Task description: Please print the entries exactly, omitting each image.
### Records for the exercise
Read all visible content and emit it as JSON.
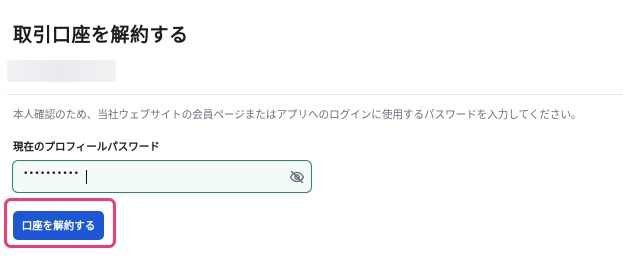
{
  "page": {
    "title": "取引口座を解約する"
  },
  "account": {
    "masked": true
  },
  "instruction_text": "本人確認のため、当社ウェブサイトの会員ページまたはアプリへのログインに使用するパスワードを入力してください。",
  "password_field": {
    "label": "現在のプロフィールパスワード",
    "value_masked": "••••••••••",
    "visibility_icon": "eye-off-icon"
  },
  "submit": {
    "label": "口座を解約する"
  },
  "colors": {
    "field_border": "#1d8f6b",
    "button_bg": "#1d57d6",
    "highlight": "#ea3d7a"
  }
}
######
Result for this task:
Read all visible content and emit it as JSON.
{
  "page": {
    "title": "取引口座を解約する"
  },
  "account": {
    "masked": true
  },
  "instruction_text": "本人確認のため、当社ウェブサイトの会員ページまたはアプリへのログインに使用するパスワードを入力してください。",
  "password_field": {
    "label": "現在のプロフィールパスワード",
    "value_masked": "••••••••••",
    "visibility_icon": "eye-off-icon"
  },
  "submit": {
    "label": "口座を解約する"
  },
  "colors": {
    "field_border": "#1d8f6b",
    "button_bg": "#1d57d6",
    "highlight": "#ea3d7a"
  }
}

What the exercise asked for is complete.